Bathukamma, a part of Dasara festivities, is unique to Telangana. This colourful festival has historic, ecological, societal and religious significance. Women clad in glittering costumes and jewellery carry beautifully stacked Bathukammas with flowers like Tangedu, Gunugu, Chamanti and others to the village or street’s meeting point.
Making circles around the assembled Bathukammas, womenfolk recite songs in a group. The songs have their roots in Puranas, History and even in the recent political and social developments of the particular region. The fete culminates in Saddula Bathukamma where the villagers immerse the flower stacks in the nearby tanks and lakes.
Bonalu is a Hindu Festival, celebrated during the Telugu month of Ashadam (translates to June/ July of Gregorian calendar) wherein Goddess Mahakali is worshiped. The festival is also considered a thanksgiving to the Goddess for fulfilling the desires of devotees.
As part of the festival, Bojanam or Meal is offered to the presiding Mother Goddess. Women prepare rice cooked with Milk, Jaggery in a Brass or Earthen Pot adorned with Neem Leaves, Turmeric, Vermilion putting a Lighted Diya on top of the Ghatam.
An important part of the festival is Rangam (prophecy). Women standing atop of an earthen pot ‘invokes’ goddess Mahankali onto her and turns an Oracle.
Next is Ghattam. A copper pot is decorated in the form of Mother Goddess. The Ghattam is carried by a priest and is taken in procession accompanied by ‘Pothurajus’ and musical instruments like trumpets and drums for the immersion. Pothurajus are considered the brother of Mother Goddess and are represented by well-built, bare-bodied men, wearing a small tightly draped red dhoti and bells on ankles with turmeric on bodies and vermilion on the foreheads.
While Ramzan is the main festival of Muslims, Moharram too is celebrated on a large scale in Telangana. It is known famously as ‘peerla panduga.’ Pir means Master. Many Hindus take part in the festival.

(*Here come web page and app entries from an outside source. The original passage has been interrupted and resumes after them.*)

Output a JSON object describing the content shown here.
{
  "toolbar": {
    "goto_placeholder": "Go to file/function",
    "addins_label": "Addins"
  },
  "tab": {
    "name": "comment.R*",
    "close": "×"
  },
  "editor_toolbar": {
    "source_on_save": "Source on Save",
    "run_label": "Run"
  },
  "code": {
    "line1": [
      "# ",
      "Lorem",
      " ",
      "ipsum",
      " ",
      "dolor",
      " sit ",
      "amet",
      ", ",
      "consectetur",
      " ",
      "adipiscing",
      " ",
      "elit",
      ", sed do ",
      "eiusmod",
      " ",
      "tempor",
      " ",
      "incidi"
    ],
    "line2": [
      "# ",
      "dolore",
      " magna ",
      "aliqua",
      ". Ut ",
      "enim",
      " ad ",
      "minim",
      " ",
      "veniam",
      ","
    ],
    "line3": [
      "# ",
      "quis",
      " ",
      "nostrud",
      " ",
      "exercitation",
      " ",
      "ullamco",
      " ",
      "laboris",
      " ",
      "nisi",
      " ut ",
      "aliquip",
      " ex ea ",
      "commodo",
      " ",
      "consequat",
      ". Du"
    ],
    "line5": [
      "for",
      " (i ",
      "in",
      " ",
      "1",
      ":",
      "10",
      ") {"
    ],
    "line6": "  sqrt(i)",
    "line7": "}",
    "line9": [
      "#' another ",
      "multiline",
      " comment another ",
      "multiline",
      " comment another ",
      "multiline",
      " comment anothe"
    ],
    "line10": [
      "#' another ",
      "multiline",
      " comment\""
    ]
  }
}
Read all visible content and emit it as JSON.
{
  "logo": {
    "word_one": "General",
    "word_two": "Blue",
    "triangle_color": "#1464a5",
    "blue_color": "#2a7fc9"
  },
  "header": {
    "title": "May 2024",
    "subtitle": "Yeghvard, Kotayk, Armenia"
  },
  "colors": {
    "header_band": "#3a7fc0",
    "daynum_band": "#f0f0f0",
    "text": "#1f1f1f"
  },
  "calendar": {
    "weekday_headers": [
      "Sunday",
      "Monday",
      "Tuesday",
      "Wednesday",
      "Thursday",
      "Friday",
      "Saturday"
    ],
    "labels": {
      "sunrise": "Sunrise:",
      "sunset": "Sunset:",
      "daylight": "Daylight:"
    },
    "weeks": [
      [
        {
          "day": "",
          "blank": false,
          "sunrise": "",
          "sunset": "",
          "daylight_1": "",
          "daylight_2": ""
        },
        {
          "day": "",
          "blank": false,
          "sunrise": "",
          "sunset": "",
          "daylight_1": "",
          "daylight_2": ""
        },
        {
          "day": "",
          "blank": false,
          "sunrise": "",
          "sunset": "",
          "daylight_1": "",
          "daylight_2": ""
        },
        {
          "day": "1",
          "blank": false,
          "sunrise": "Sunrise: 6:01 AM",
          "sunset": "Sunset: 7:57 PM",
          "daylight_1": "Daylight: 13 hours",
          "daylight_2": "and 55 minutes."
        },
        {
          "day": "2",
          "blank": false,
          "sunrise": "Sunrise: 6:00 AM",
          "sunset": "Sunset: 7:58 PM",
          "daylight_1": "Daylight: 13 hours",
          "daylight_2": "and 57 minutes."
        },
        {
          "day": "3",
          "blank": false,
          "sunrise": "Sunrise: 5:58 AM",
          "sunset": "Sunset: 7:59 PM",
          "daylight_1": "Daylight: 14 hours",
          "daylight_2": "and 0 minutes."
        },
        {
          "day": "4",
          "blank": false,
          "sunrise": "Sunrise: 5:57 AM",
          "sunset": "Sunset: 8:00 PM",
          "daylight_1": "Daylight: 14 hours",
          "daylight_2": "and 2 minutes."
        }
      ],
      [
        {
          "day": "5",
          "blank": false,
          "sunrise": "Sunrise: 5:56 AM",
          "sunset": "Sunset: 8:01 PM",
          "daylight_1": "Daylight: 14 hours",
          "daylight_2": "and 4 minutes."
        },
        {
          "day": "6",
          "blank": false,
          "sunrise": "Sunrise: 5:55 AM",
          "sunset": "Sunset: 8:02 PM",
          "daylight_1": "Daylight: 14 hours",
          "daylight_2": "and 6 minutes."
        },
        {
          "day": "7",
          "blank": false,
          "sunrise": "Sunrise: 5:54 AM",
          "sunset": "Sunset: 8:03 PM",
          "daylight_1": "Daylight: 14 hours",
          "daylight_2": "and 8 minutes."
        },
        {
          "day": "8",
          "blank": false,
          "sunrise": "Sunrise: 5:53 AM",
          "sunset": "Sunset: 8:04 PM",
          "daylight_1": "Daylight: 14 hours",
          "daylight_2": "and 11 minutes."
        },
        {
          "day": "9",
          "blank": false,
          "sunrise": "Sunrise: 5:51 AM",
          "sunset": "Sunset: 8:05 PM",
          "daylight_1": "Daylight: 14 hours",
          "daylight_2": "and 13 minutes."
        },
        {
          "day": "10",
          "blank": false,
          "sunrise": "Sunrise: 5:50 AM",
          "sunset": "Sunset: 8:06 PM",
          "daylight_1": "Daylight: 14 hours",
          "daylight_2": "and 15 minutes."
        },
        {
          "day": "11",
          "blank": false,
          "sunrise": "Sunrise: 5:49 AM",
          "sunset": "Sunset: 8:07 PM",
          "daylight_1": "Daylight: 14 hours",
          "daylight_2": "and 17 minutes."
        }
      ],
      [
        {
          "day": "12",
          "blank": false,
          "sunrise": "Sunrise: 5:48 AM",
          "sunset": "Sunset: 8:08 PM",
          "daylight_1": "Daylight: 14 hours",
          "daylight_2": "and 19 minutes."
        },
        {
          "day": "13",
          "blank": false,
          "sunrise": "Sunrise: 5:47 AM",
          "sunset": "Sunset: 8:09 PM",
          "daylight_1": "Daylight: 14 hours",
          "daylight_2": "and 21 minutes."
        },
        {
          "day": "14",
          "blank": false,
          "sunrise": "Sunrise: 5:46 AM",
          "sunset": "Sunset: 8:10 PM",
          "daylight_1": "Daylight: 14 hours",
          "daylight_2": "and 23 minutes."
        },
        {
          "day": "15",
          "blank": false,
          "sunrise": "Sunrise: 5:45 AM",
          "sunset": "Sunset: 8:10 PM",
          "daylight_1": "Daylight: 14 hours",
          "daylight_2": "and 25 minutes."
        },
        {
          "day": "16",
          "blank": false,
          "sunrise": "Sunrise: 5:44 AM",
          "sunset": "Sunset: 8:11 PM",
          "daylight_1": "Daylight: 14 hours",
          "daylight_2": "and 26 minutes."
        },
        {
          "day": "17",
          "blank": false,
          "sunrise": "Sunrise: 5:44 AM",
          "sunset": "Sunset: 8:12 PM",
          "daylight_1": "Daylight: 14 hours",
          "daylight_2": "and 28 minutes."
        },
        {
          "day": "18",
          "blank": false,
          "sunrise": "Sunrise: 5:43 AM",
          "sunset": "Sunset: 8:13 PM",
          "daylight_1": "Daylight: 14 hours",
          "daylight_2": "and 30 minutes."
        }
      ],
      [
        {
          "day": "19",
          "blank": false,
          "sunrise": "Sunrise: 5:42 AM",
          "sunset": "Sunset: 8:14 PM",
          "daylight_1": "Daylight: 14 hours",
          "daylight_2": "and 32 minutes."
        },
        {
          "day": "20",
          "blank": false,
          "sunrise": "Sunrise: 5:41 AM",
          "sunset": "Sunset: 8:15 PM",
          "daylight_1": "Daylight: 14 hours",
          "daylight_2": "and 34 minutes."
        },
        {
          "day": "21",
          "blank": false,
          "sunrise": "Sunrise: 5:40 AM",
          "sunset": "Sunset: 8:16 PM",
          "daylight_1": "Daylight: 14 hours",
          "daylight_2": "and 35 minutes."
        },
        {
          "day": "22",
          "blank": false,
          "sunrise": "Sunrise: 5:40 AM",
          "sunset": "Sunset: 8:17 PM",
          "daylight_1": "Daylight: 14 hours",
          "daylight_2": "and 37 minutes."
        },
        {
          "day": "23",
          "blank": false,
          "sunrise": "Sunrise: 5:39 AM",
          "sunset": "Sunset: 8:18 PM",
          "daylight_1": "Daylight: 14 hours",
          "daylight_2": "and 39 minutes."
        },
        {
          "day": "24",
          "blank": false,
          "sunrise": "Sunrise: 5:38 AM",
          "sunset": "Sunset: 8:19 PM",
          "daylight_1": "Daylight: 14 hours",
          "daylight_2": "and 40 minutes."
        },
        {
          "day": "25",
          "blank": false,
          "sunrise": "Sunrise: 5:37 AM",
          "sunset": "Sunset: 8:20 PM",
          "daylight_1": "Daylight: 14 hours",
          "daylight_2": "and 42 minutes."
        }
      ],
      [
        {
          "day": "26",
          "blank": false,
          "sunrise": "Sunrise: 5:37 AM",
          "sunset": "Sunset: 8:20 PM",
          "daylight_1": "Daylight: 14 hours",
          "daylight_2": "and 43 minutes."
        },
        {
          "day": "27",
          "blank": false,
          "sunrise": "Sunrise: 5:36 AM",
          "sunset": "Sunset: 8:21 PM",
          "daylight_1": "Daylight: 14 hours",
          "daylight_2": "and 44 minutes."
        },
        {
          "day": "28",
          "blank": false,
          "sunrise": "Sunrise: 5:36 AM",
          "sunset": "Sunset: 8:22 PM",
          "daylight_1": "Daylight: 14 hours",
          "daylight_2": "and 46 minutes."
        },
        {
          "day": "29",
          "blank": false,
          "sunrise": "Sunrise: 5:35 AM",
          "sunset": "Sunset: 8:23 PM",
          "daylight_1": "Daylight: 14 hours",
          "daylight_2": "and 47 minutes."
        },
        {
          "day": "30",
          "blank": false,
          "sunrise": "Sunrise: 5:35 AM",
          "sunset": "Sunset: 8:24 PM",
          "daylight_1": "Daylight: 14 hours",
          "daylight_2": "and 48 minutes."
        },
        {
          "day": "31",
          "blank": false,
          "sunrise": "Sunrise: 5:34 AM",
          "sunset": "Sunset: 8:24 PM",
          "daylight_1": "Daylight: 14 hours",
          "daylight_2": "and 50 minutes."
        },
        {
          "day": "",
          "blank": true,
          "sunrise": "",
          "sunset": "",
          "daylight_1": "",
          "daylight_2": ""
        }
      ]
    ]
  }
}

Chirstians, mainly in and around Hyderabad celebrate Christmas and Good Friday with great fervor and religiosity.
TELANGANA Arts and Crafts:
Telangana is a great place for arts and crafts with many astounding handicrafts.
The unique art of silver engraved on metal. Black, gold and silver coatings are applied on this. It involves various several stages like casting, engraving, inlaying and oxidizing. The name of this art form is derived from a town called Bidar (currently part of Karnataka) of the erstwhile Hyderabad state.
Banjara Needle Crafts
Banjara Needle Crafts are the traditional handmade fabrics made by Banjaras (the tribal Gypsies) in Telangana. It is a form of embroidery and mirror work on fabrics employing the needlecraft.
Dokra Metal Crafts
Dhokra or Dokra is also known as bell metal craft and is widely seen in Jainoor Mandal, Ushegaon and Chittalbori in Adilabad district. The tribal craft produces objects like figurines, tribal gods, etc. The work consists of folk motifs, peacocks, elephants, horses, measuring bowl, lamp caskets and other simple art forms and traditional designs.
The renowned Nirmal oil paintings use natural dyes for depicting themes from the epics such as Ramayana and Mahabharata. Also, the wood paintings and other wooden articles, has great aesthetic expression. The origin of the Nirmal craft is traced back to the Kakatiya era. The motifs used for Nirmal craft are floral designs and frescoes from the regions of Ajanta and Ellora and Mughal miniatures.
Telangana is famous world-wide for its amazing Bronze castings. While using solid casting of icons, the mould is created using several coatings of different clays on a finished wax model. This process then imparts fine curves to the cast image.